Given the developments in video games over the past few years, it’s easy to view the gaming industry as one that is constantly expanding and evolving. Indeed, developers seem to be driven to provide newer and better experiences all the time, and this makes gaming one of the most interesting entertainment industries to follow. But did that industry actually grow over the course of 2014?
Overall, it would appear that it did not. In fact, statistics on overall video game sales in the U.S. suggest that revenues are down nearly a third of a billion dollars this November as compared to the same time last year. Specifically, Statista lists 2013 revenue for November at $2.74 billion—nearly the exact same as the year before. But for November of this year, the number was only $2.41 billion. The data also shows that gaming revenues tend to peak in December, so there remains a possibility that 2014’s peak will come closer to years past. But for now, it looks as if sales are down, on the whole, in 2014.

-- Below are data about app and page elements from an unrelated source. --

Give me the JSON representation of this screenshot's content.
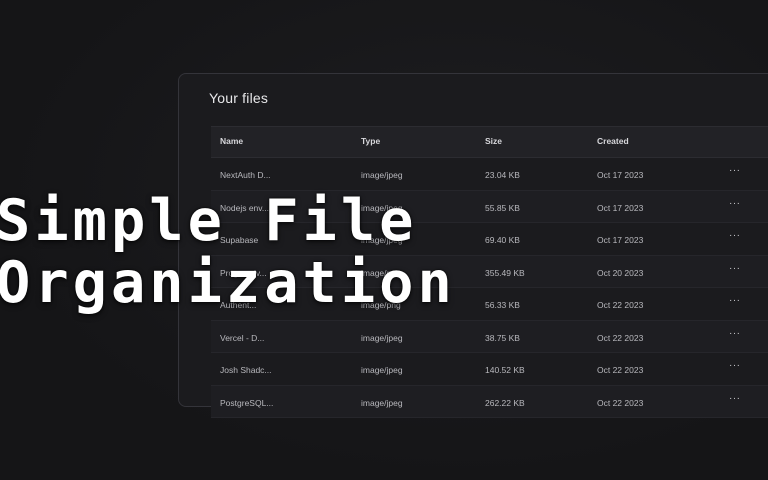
{
  "panel": {
    "title": "Your files"
  },
  "columns": {
    "name": "Name",
    "type": "Type",
    "size": "Size",
    "created": "Created"
  },
  "rows": [
    {
      "name": "NextAuth D...",
      "type": "image/jpeg",
      "size": "23.04 KB",
      "created": "Oct 17 2023",
      "actions": "···"
    },
    {
      "name": "Nodejs env...",
      "type": "image/jpeg",
      "size": "55.85 KB",
      "created": "Oct 17 2023",
      "actions": "···"
    },
    {
      "name": "Supabase",
      "type": "image/jpeg",
      "size": "69.40 KB",
      "created": "Oct 17 2023",
      "actions": "···"
    },
    {
      "name": "Progressiv...",
      "type": "image/png",
      "size": "355.49 KB",
      "created": "Oct 20 2023",
      "actions": "···"
    },
    {
      "name": "Authent...",
      "type": "image/png",
      "size": "56.33 KB",
      "created": "Oct 22 2023",
      "actions": "···"
    },
    {
      "name": "Vercel - D...",
      "type": "image/jpeg",
      "size": "38.75 KB",
      "created": "Oct 22 2023",
      "actions": "···"
    },
    {
      "name": "Josh Shadc...",
      "type": "image/jpeg",
      "size": "140.52 KB",
      "created": "Oct 22 2023",
      "actions": "···"
    },
    {
      "name": "PostgreSQL...",
      "type": "image/jpeg",
      "size": "262.22 KB",
      "created": "Oct 22 2023",
      "actions": "···"
    }
  ],
  "overlay": {
    "line1": "Simple File",
    "line2": "Organization"
  },
  "colors": {
    "background": "#161618",
    "panel": "#1b1b1e",
    "text": "#e8e8ea"
  }
}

But to look at video games as a single united market is an outdated approach, given that various branches of gaming have essentially spawned their own industries. For example, the app gaming market has demonstrated some different trends than those from the overall video game revenue charts. Total numbers are somewhat tricky to come by (largely because the market is divided into various app stores and mobile service providers), but an analysis by Quartz offers a snapshot in looking at Apple’s numbers. Specifically, their article looks at overall revenue for iOS apps and finds that the tech giant is incredibly dependent on gaming for growth within its app market. Of the top-20 revenue generating apps, games make up an incredible 90%. Also, given that the app store is apparently Apple’s single fastest-growing revenue center, those app gaming revenues figure to be incredibly high. There is, as the article also states, a ceiling on app gaming growth, but for the time being it appears that this is one large gaming market that continued to grow in 2014. Interestingly, the year 2015 is expected to witness few major shifts in the favor of video gaming industry. Forbes outlines six such major changes that Game Industry must pay attention to next year.
“Despite a decline in dollar sales, hardware unit sales for eighth generation consoles increased by 3 percent over November 2013,” NPD analyst Liam Callahan said in a statement.

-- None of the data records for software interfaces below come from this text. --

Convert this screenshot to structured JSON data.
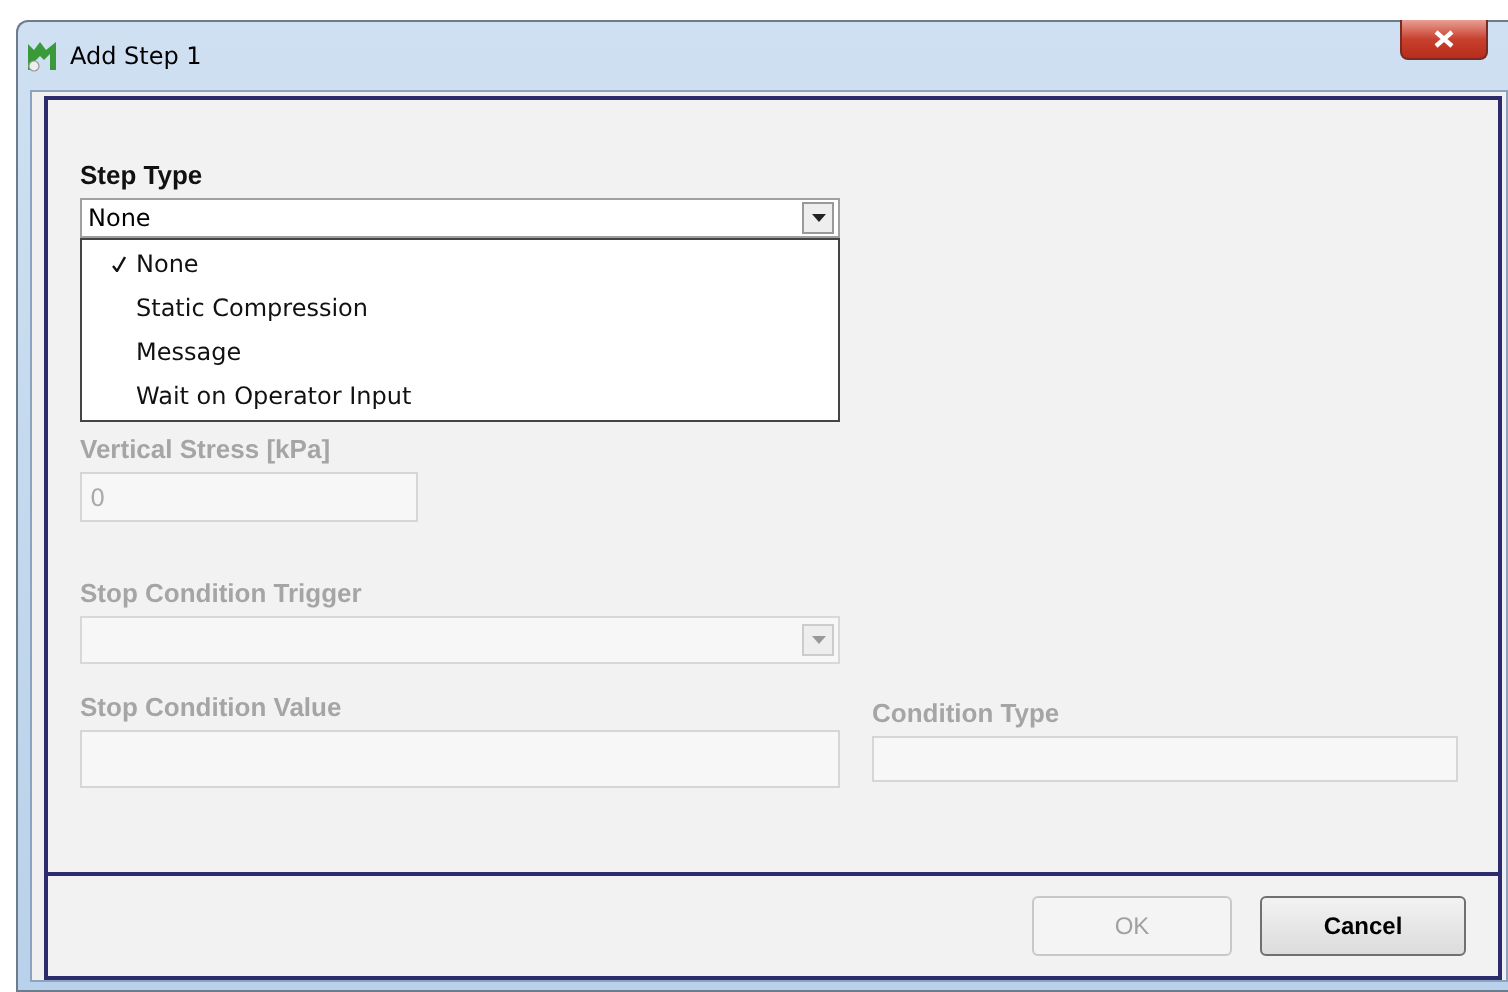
{
  "window": {
    "title": "Add Step 1"
  },
  "step_type": {
    "label": "Step Type",
    "value": "None",
    "expanded": true,
    "options": [
      {
        "label": "None",
        "selected": true
      },
      {
        "label": "Static Compression",
        "selected": false
      },
      {
        "label": "Message",
        "selected": false
      },
      {
        "label": "Wait on Operator Input",
        "selected": false
      }
    ]
  },
  "vertical_stress": {
    "label": "Vertical Stress [kPa]",
    "value": "0",
    "disabled": true
  },
  "stop_condition_trigger": {
    "label": "Stop Condition Trigger",
    "disabled": true
  },
  "stop_condition_value": {
    "label": "Stop Condition Value",
    "disabled": true
  },
  "condition_type": {
    "label": "Condition Type",
    "disabled": true
  },
  "buttons": [
    {
      "label": "OK",
      "disabled": true
    },
    {
      "label": "Cancel",
      "disabled": false
    }
  ]
}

There’s another growing branch of the industry to consider, and it’s online and mobile gaming. To some extent, this branch is tied to mobile apps, as there are dozens of popular apps offering casino-based gaming content. However, the true potential for casino gaming is in real money poker, arcade, and slot sites that are only just beginning to explore expansion into the U.S. market. Earlier this year, according to NJ Biz, the popular European casino gaming site Betfair joined forces with the Caesars Entertainment group in order to continue operations in New Jersey, one of the three states in the U.S. in which online gambling is legal. This partnership is likely evidence of established online casinos’ efforts to position themselves for a potentially lucrative boost in business as soon as online gambling regulation eases up in the U.S., which is expected to happen in the coming years.
It’s worth mentioning that in its first year of legal operation in New Jersey, the online gambling industry actually failed to live up to revenue expectations. However, given that those expectations were incredibly hefty, that’s not as damning a statement as one may think. The bottom line is, online gaming sites make a great deal of money, and expansion to the U.S. will surely lead to revenue growth.
All in all, there’s no single answer to whether the gaming industry has grown in 2014, or if so, how much. Given the overall video game numbers referenced previously, it would appear that at least by some measurements, gaming revenues actually declined. But with the app industry still growing and the gaming sites likely on their way in the near future, a lull in 2014 should not be taken as a sign of a long-term decline.